Task item — Set down every line of the data, unchanged and complete.
Working data Block Start
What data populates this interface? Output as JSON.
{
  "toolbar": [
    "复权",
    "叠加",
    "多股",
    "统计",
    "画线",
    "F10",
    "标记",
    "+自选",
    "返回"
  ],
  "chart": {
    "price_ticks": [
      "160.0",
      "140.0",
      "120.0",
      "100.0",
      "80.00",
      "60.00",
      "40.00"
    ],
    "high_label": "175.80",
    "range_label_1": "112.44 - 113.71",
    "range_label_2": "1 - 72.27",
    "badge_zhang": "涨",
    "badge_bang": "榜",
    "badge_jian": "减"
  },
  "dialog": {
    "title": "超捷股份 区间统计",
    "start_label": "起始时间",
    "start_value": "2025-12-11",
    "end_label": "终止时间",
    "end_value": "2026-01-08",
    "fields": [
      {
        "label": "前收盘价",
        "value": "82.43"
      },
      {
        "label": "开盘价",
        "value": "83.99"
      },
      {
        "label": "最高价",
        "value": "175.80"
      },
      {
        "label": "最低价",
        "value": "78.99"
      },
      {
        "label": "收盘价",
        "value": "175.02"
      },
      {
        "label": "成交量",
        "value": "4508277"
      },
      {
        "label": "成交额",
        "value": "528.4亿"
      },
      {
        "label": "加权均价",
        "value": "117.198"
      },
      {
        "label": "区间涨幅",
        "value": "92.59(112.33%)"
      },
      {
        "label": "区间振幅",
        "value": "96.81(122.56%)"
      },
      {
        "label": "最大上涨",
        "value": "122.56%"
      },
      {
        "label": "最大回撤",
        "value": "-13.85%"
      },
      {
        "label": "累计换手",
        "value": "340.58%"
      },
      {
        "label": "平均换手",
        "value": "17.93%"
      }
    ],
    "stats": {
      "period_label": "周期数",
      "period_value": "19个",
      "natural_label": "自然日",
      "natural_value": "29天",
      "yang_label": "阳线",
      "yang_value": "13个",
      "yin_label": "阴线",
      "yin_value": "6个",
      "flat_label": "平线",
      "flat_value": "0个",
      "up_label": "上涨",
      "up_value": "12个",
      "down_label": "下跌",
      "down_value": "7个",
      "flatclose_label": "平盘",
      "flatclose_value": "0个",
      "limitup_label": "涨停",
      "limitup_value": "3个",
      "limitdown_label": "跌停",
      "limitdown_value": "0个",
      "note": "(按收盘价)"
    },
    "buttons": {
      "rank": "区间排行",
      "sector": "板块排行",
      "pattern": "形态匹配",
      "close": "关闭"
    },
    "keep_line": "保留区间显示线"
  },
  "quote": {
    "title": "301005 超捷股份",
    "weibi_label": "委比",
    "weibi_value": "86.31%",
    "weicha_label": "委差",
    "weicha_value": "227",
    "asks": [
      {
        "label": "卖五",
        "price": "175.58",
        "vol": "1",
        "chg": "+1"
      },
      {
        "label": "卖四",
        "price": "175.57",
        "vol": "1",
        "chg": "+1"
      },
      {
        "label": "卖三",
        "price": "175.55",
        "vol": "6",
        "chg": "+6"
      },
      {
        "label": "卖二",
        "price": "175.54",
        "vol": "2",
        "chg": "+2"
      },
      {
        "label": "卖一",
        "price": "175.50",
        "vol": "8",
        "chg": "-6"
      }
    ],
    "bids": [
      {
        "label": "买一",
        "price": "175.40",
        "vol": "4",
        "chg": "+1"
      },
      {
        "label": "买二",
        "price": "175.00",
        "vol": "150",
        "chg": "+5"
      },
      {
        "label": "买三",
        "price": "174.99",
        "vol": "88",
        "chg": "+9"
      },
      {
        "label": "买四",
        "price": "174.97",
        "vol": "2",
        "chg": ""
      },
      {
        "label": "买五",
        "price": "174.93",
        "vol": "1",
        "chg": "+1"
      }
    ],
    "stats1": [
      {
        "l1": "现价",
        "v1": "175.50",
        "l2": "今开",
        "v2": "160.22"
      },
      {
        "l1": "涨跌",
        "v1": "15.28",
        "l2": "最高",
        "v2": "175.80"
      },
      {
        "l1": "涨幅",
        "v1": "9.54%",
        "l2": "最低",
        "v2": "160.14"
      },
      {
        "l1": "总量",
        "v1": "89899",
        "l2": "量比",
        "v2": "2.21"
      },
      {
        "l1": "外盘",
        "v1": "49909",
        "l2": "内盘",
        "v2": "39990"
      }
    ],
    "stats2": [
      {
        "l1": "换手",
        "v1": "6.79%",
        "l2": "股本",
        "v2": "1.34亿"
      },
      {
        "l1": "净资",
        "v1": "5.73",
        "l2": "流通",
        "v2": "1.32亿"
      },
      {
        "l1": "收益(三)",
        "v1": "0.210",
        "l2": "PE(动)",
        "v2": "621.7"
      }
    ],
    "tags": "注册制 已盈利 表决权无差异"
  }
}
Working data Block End
Task response —
What data populates this interface? Output as JSON.
{
  "toolbar": [
    "复权",
    "叠加",
    "多股",
    "统计",
    "画线",
    "F10",
    "标记",
    "+自选",
    "返回"
  ],
  "chart": {
    "price_ticks": [
      "160.0",
      "140.0",
      "120.0",
      "100.0",
      "80.00",
      "60.00",
      "40.00"
    ],
    "high_label": "175.80",
    "range_label_1": "112.44 - 113.71",
    "range_label_2": "1 - 72.27",
    "badge_zhang": "涨",
    "badge_bang": "榜",
    "badge_jian": "减"
  },
  "dialog": {
    "title": "超捷股份 区间统计",
    "start_label": "起始时间",
    "start_value": "2025-12-11",
    "end_label": "终止时间",
    "end_value": "2026-01-08",
    "fields": [
      {
        "label": "前收盘价",
        "value": "82.43"
      },
      {
        "label": "开盘价",
        "value": "83.99"
      },
      {
        "label": "最高价",
        "value": "175.80"
      },
      {
        "label": "最低价",
        "value": "78.99"
      },
      {
        "label": "收盘价",
        "value": "175.02"
      },
      {
        "label": "成交量",
        "value": "4508277"
      },
      {
        "label": "成交额",
        "value": "528.4亿"
      },
      {
        "label": "加权均价",
        "value": "117.198"
      },
      {
        "label": "区间涨幅",
        "value": "92.59(112.33%)"
      },
      {
        "label": "区间振幅",
        "value": "96.81(122.56%)"
      },
      {
        "label": "最大上涨",
        "value": "122.56%"
      },
      {
        "label": "最大回撤",
        "value": "-13.85%"
      },
      {
        "label": "累计换手",
        "value": "340.58%"
      },
      {
        "label": "平均换手",
        "value": "17.93%"
      }
    ],
    "stats": {
      "period_label": "周期数",
      "period_value": "19个",
      "natural_label": "自然日",
      "natural_value": "29天",
      "yang_label": "阳线",
      "yang_value": "13个",
      "yin_label": "阴线",
      "yin_value": "6个",
      "flat_label": "平线",
      "flat_value": "0个",
      "up_label": "上涨",
      "up_value": "12个",
      "down_label": "下跌",
      "down_value": "7个",
      "flatclose_label": "平盘",
      "flatclose_value": "0个",
      "limitup_label": "涨停",
      "limitup_value": "3个",
      "limitdown_label": "跌停",
      "limitdown_value": "0个",
      "note": "(按收盘价)"
    },
    "buttons": {
      "rank": "区间排行",
      "sector": "板块排行",
      "pattern": "形态匹配",
      "close": "关闭"
    },
    "keep_line": "保留区间显示线"
  },
  "quote": {
    "title": "301005 超捷股份",
    "weibi_label": "委比",
    "weibi_value": "86.31%",
    "weicha_label": "委差",
    "weicha_value": "227",
    "asks": [
      {
        "label": "卖五",
        "price": "175.58",
        "vol": "1",
        "chg": "+1"
      },
      {
        "label": "卖四",
        "price": "175.57",
        "vol": "1",
        "chg": "+1"
      },
      {
        "label": "卖三",
        "price": "175.55",
        "vol": "6",
        "chg": "+6"
      },
      {
        "label": "卖二",
        "price": "175.54",
        "vol": "2",
        "chg": "+2"
      },
      {
        "label": "卖一",
        "price": "175.50",
        "vol": "8",
        "chg": "-6"
      }
    ],
    "bids": [
      {
        "label": "买一",
        "price": "175.40",
        "vol": "4",
        "chg": "+1"
      },
      {
        "label": "买二",
        "price": "175.00",
        "vol": "150",
        "chg": "+5"
      },
      {
        "label": "买三",
        "price": "174.99",
        "vol": "88",
        "chg": "+9"
      },
      {
        "label": "买四",
        "price": "174.97",
        "vol": "2",
        "chg": ""
      },
      {
        "label": "买五",
        "price": "174.93",
        "vol": "1",
        "chg": "+1"
      }
    ],
    "stats1": [
      {
        "l1": "现价",
        "v1": "175.50",
        "l2": "今开",
        "v2": "160.22"
      },
      {
        "l1": "涨跌",
        "v1": "15.28",
        "l2": "最高",
        "v2": "175.80"
      },
      {
        "l1": "涨幅",
        "v1": "9.54%",
        "l2": "最低",
        "v2": "160.14"
      },
      {
        "l1": "总量",
        "v1": "89899",
        "l2": "量比",
        "v2": "2.21"
      },
      {
        "l1": "外盘",
        "v1": "49909",
        "l2": "内盘",
        "v2": "39990"
      }
    ],
    "stats2": [
      {
        "l1": "换手",
        "v1": "6.79%",
        "l2": "股本",
        "v2": "1.34亿"
      },
      {
        "l1": "净资",
        "v1": "5.73",
        "l2": "流通",
        "v2": "1.32亿"
      },
      {
        "l1": "收益(三)",
        "v1": "0.210",
        "l2": "PE(动)",
        "v2": "621.7"
      }
    ],
    "tags": "注册制 已盈利 表决权无差异"
  }
}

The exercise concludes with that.